Roslyn notes that Germany’s ban was also influenced by a lack of landfill space, whereas Australia has taken advantage of old quarries and mines created by Australia’s rich mineral wealth and mining activities over many decades.
Read more on page 62 of Issue 13.
According to not-for-profit organisation Planet Ark, eight out of 10 Australian councils report plastic bags as their biggest recycling problem. Are we any closer to implementing a comprehensive national ban?
The debate around the banning of single-use plastic bags is all but new, yet continues to spark controversy on a global level. While Australia is still in the process of putting a national policy on the issue in place – South Australia, Tasmania and the Australian Capital Territory have established plastic bag bans, while NSW, Queensland and Victoria have all committed to investigating the introduction of a ban – the US is currently experiencing a concerning turnaround on the topic: Last month, Michigan became the fourth US state to place a ban on banning plastic bags, following the example of Idaho, Arizona and Missouri.
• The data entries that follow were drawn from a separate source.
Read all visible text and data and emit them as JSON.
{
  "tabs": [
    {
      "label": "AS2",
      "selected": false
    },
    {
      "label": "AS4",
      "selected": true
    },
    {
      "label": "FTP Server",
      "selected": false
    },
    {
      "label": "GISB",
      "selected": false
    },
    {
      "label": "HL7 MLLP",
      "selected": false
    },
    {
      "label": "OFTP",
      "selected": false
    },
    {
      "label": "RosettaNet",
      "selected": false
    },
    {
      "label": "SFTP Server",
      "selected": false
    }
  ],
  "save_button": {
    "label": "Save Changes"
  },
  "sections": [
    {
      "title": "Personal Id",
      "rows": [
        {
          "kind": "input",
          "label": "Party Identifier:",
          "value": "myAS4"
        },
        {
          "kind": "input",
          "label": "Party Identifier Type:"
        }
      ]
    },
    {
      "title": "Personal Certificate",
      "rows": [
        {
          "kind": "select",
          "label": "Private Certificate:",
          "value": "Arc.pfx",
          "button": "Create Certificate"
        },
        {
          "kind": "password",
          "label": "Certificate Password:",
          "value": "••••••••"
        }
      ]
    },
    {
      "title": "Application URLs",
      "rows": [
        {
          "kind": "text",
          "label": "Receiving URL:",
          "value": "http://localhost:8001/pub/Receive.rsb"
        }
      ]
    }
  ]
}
To put the development into perspective and explain just why back-pedaling is not an option, Peter McLean, Executive Officer at the Australian Organics Recycling Association (AORA), summarises the state of play in Australia.
“AORA has held a long-term national policy on banning single-use plastic bags since 2015. We want to ensure that only Australian Standards (AI) certified compostable bags are exempt under any plastic bag legislation because they will break down under the parameters of a commercial composting facility.
Ensuring this very strict standard means that all other degradable, oxo- degradable and biodegradable plastic bags will also be banned, as there are no guarantees that these types of bags will break down under specific timeframes and not produce any residuals like micro-plastics.
The only fail-safe method with so much confusion about product claims in the marketplace is to use AS4736 for commercial composting and AS5810 for home composting. Even biodegradable bags need to be left aside, as biodegradable doesn’t always mean compostable. This is due to them not always meeting the Australian Standards in regards to time to decompose and complete biodegradation, which means they would have to leave zero residues other than some water, carbon dioxide and biomass.
This will also reduce the many deceptive statements currently in the marketplace, which allow manufacturers to use statements like ‘this product is degradable and breaks down when exposed to the environment’.
To read more, see page 52 of Issue 10.
South Australia’s Waste and Resource Recovery Infrastructure Plan launched this past October for consultation. Suez’s State Manager – Paul Haslam – offers his insights.